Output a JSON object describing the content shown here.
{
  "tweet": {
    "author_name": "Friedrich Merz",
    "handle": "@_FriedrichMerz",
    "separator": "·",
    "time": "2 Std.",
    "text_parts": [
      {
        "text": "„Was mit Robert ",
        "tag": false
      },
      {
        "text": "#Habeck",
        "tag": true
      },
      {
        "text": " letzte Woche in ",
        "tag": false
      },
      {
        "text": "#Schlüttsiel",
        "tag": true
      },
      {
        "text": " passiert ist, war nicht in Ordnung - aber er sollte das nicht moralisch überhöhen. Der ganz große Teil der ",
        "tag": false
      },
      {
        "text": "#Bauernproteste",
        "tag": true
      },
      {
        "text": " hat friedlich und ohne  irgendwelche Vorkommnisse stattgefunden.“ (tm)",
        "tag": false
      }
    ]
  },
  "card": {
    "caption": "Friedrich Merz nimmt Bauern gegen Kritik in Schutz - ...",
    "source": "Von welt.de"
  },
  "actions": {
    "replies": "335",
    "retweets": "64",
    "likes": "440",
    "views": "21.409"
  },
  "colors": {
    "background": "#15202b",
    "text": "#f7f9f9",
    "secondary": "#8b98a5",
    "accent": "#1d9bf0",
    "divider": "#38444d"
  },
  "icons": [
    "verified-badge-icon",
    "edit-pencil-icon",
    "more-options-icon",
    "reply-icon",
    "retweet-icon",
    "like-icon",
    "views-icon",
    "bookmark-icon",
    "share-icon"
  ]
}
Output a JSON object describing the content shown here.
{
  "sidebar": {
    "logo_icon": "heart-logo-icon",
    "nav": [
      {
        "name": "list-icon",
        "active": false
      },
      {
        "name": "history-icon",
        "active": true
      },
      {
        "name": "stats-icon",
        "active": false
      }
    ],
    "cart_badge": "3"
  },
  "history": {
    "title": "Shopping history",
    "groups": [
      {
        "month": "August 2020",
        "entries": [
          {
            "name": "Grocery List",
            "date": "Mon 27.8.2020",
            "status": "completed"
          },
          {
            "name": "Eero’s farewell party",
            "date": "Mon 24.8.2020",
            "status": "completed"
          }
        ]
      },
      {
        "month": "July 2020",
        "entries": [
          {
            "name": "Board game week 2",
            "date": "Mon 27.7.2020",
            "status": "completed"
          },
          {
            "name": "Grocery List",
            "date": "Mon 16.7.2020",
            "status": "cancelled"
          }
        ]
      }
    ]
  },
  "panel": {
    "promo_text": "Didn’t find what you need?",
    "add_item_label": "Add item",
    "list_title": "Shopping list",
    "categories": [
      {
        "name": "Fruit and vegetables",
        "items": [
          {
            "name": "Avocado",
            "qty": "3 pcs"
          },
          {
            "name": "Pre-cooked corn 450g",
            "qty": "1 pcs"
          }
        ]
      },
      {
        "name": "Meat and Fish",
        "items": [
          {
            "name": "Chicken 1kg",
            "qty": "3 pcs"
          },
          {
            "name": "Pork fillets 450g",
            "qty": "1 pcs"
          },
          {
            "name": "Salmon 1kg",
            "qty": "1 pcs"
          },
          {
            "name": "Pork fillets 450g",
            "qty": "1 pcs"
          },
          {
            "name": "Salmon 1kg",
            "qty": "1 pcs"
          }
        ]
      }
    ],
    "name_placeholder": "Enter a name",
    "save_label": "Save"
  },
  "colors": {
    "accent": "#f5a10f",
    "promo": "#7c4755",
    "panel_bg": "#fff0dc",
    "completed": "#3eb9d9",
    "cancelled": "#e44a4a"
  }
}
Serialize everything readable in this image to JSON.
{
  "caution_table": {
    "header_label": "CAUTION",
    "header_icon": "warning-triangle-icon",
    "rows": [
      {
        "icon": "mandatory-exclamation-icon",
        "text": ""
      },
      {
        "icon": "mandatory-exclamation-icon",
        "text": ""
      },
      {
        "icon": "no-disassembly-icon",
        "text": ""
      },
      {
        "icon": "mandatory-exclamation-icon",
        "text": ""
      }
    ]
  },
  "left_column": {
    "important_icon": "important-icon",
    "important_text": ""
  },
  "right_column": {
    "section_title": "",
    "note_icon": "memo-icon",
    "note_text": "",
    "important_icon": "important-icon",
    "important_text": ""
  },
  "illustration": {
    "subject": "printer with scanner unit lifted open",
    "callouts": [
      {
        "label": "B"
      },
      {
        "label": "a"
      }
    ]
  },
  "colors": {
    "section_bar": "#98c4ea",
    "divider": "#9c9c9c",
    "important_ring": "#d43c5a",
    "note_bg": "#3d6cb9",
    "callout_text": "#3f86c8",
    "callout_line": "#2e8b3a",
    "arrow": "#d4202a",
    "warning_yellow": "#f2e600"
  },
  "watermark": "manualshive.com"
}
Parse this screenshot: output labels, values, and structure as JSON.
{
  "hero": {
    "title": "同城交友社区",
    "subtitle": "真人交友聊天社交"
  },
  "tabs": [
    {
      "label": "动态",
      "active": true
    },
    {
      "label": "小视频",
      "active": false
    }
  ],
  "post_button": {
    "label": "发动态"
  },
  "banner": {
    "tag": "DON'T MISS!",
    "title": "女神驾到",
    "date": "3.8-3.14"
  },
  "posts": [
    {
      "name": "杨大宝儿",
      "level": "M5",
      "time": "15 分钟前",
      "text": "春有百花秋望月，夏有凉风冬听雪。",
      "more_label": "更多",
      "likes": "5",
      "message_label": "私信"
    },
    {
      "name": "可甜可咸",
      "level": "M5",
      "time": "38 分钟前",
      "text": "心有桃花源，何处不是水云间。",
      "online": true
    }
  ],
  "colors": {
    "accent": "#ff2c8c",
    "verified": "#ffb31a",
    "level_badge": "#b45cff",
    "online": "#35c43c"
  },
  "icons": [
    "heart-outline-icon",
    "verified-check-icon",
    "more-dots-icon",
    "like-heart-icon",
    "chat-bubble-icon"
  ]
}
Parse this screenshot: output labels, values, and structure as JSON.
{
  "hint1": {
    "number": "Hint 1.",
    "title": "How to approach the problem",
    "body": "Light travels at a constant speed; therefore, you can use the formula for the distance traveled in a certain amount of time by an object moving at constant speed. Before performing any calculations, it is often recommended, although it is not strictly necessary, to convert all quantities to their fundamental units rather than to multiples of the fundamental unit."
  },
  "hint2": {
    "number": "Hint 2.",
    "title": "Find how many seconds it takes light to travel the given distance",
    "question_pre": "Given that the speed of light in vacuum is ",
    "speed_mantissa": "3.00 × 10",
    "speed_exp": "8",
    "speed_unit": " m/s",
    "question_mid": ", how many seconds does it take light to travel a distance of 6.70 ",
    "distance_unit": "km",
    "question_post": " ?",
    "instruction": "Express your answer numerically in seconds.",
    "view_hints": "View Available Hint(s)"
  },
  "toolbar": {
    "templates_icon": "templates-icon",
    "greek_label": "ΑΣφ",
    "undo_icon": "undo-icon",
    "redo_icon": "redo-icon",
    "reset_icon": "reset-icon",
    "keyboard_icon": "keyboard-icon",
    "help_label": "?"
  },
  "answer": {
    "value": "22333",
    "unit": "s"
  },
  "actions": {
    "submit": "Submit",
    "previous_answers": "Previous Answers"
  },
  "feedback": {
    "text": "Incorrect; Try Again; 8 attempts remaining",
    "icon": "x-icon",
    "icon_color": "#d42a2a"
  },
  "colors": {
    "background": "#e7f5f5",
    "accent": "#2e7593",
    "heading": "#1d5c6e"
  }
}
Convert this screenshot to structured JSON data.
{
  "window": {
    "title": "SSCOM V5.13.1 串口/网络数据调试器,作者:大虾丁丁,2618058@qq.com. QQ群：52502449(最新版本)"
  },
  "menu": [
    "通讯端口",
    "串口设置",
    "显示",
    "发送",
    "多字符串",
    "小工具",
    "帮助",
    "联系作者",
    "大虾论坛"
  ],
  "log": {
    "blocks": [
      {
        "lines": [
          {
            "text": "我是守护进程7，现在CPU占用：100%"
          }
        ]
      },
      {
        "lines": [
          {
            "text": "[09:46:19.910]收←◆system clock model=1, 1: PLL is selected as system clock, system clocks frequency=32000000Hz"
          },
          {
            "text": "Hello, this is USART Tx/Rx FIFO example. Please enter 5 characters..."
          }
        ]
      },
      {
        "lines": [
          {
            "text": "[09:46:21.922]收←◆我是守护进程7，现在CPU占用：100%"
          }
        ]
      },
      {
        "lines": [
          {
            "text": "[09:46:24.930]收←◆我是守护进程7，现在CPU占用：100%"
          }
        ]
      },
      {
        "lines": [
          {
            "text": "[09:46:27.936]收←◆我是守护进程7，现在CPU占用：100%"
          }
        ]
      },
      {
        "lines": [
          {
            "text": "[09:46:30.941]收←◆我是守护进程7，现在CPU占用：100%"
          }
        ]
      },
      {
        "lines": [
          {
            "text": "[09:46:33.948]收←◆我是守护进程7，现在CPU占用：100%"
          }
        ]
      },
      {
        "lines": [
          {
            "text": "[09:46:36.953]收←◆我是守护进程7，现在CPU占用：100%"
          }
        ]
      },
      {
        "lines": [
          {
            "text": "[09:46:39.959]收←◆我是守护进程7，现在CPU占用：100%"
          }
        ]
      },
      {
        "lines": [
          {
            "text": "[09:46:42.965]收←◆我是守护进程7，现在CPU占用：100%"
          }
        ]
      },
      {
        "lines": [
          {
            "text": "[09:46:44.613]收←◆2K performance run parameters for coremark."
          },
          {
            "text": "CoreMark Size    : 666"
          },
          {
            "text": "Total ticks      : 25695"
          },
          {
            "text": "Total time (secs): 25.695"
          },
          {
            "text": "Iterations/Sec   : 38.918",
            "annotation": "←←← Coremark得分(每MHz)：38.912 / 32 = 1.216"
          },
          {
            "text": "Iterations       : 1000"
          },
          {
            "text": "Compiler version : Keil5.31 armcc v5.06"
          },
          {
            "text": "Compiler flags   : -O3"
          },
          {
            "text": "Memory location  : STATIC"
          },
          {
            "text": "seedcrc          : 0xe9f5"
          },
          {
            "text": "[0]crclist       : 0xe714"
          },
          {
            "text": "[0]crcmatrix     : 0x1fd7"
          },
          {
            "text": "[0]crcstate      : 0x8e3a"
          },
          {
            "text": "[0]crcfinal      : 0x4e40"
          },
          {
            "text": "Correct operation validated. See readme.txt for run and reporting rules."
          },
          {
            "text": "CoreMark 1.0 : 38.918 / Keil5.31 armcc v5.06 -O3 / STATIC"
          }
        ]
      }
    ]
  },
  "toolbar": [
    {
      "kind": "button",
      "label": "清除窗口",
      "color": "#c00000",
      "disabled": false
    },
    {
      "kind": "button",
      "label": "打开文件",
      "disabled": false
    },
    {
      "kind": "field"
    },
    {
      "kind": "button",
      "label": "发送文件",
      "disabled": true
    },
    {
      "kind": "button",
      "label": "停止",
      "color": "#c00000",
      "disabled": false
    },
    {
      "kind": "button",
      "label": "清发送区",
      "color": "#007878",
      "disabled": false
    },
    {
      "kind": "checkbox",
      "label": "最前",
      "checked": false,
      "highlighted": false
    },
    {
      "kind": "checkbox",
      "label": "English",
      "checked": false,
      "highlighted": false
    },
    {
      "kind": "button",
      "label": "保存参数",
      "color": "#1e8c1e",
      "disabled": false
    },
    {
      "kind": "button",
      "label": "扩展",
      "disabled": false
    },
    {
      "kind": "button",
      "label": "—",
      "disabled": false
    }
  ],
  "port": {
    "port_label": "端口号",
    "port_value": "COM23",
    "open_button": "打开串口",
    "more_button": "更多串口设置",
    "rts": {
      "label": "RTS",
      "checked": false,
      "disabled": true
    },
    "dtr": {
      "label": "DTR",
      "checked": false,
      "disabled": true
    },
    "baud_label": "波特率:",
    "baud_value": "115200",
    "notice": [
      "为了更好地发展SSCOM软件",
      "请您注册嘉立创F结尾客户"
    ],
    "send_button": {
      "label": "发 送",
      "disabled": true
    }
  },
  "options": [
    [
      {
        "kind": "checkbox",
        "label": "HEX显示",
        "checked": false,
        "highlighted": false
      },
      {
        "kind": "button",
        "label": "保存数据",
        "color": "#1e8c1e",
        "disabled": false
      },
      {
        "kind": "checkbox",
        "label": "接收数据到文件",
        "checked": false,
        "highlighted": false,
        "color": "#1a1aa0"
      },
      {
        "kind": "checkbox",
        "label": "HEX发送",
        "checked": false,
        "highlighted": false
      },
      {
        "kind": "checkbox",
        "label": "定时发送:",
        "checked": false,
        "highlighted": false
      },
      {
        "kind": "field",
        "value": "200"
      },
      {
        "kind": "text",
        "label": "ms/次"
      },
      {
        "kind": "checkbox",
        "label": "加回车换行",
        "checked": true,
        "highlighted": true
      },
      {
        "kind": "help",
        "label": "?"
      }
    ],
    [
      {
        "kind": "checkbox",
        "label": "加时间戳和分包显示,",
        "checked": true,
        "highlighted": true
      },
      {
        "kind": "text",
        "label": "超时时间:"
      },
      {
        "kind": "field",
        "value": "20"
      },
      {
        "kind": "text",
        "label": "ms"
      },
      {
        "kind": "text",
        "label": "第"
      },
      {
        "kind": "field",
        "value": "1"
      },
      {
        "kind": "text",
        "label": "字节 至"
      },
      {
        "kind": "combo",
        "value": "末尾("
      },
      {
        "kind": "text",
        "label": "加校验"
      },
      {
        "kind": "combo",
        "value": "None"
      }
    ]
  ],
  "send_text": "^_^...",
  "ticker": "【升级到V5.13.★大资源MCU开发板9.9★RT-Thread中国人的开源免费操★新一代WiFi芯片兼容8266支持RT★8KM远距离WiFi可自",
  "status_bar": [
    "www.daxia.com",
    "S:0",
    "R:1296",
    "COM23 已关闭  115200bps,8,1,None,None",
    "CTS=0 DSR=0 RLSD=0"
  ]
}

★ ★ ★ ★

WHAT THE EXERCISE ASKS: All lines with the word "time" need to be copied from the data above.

TASK RESPONSE:
    "time": "2 Std.",
      "time": "15 分钟前",
      "time": "38 分钟前",
    "body": "Light travels at a constant speed; therefore, you can use the formula for the distance traveled in a certain amount of time by an object moving at constant speed. Before performing any calculations, it is often recommended, although it is not strictly necessary, to convert all quantities to their fundamental units rather than to multiples of the fundamental unit."
            "text": "Total time (secs): 25.695"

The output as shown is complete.